Ben Bailey pauses momentarily before cutting to the chase when asked what his fans should expect during tonight's performance in Bethlehem.
"You can expect to laugh till you shit yourself," Bailey said, followed immediately by a loud chuckle.
The comedian and former Cash Cab host will take the stage this evening at Musikfest Cafe in Bethlehem. Bailey headlined the venue in 2013 and performed in 2012 at Moravian College in Bethlehem.
Bailey said during a recent phone interview that he expect to have another great time in the Christmas City -- as long as the vibe is not rowdy to the point of audience members coming to blows. He then recalled performing at a Philadelphia comedy club in which a full-out, 10-on-10 full brawl broke out less than a minute into his set. "I sat there and waited for it to be done, which took awhile because there was only three bouncers. I'm going, 'I haven't even started my act'," Bailey said. "At the time, Cash Cab was huge."
Bailey said he finds a good portion of Cash Cab faithful are often shocked by his off-the-cuff, not-exactly-PG approach to comedy. "Standup is a very different animal. They (fans of the show) come out and see me and go, 'What's he doing'?" Bailey said. "People see you in one realm and expect that's how you are in the other."
The New Jersey native had been performing standup for more than a decade before landing the gig as host of Cash Cab. The show -- which debuted in 2005 -- centered around Bailey driving a taxi cab throughout Manhattan, picking up passengers and, on the spot, asking them a series of trivia questions in order to win cash.

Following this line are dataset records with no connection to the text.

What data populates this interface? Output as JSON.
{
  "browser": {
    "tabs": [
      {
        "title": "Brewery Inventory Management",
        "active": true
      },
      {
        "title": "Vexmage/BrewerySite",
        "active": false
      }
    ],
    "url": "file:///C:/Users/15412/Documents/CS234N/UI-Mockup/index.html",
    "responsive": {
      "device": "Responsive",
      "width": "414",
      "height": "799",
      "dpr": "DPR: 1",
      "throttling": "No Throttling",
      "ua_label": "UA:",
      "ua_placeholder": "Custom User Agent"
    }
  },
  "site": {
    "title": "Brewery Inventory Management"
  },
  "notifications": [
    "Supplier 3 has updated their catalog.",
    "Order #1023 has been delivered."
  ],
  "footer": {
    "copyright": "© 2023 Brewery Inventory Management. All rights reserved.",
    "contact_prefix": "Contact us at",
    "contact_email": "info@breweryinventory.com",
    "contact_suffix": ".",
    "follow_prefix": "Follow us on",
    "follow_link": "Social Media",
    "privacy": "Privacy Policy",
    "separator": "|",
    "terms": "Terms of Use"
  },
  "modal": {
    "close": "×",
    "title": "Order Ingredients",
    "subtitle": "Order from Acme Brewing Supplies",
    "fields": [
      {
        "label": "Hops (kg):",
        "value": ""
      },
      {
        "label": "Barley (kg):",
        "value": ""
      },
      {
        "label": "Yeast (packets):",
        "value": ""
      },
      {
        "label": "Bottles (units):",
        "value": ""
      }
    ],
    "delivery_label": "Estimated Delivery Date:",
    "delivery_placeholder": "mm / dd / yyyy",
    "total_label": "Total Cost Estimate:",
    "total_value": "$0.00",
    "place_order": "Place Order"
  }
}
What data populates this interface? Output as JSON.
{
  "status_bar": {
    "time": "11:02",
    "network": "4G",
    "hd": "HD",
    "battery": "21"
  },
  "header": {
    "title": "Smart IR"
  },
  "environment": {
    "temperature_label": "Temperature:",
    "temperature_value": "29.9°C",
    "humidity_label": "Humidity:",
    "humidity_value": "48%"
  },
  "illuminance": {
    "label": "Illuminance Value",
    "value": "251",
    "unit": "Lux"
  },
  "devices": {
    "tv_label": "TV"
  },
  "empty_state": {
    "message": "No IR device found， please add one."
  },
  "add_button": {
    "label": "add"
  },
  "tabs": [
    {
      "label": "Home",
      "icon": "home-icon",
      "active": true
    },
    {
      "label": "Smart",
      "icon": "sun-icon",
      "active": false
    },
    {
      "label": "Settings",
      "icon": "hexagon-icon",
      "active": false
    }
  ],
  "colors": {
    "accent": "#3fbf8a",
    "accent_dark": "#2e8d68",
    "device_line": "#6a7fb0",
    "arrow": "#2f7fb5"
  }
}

Cash Cab ran for six seasons on Discovery and landed Bailey three Daytime Emmy awards and six nominations. Cash Cab also earned Daytime Emmy Awards for "Best Game Show" in 2010, 2011 and 2013.
Bailey said the attention he received as a result of the show's success changed how he approached his act. He said he developed responses Cash Cab-related words and phrases commonly shouted out from a crowd as a way to pre-emptively curtail disruptive behavior from rude patrons.
"The crowds were different. The crowds were going crazy," he said. "I just sort of rolled with it and kept doing whatever I felt I should do. I wrote some stuff about Cash Cab, which was easy because it was most of my life at that point anyway."
Bailey said he quickly realized bringing up the show during a performance was unavoidable. He said it has grown to the point where he can sense if a crowd is starting to get restless because Bailey has not shared a Cash Cab story. "It's a very specific feeling," he said. "One of the worst nights, I ended up screaming at these people because they were being assholes. Eventually I got a handle on it."
He added, "Now it's back to what it should be, which is just free-form funny. There are no rules. It's just me writing and delivering stuff that I love ... Whatever it is that hits me that's funny becomes my next (bit)."
Bailey said he often tells younger comedians that comedy is a marathon, not a sprint. He said the number of standup comedians in the world is "insane compared to what it was 10 years ago, 20 years ago." "It's changed so much since I was starting out," he said. "(I tell others) don't get caught up in the bullshit, don't get bitter."
In the age of instant, knee-jerk reaction and reliance on social media, Bailey said the business model and mentality has drastically shifted since he started out. "It used to be (considered) taboo for a comedian to self-promote. Now, you have to promote yourself or you'll be left in the dust," Bailey said. "I honestly don't know if it's harder now. It sure as hell felt pretty fucking hard back then ... Standup comedy is making something out of nothing and that's hard, regardless of your surroundings."
Bailey said he would like to be known as more than just "the Cash Cab guy." However, he is not soured on the experience. "Cash Cab was great and wonderful. I won Emmys for it," Bailey said. "The experience was phenomenal."
At the end of the day, Bailey said he ultimately wants to keep creating, performing and honing his craft. "That, to me, is success. I'm happy if I'm working," he said.
Comedian Ben Bailey performs 8 tonight at Musikfest Cafe in Bethlehem. Tickets cost $24-$29. Information: steelstacks.org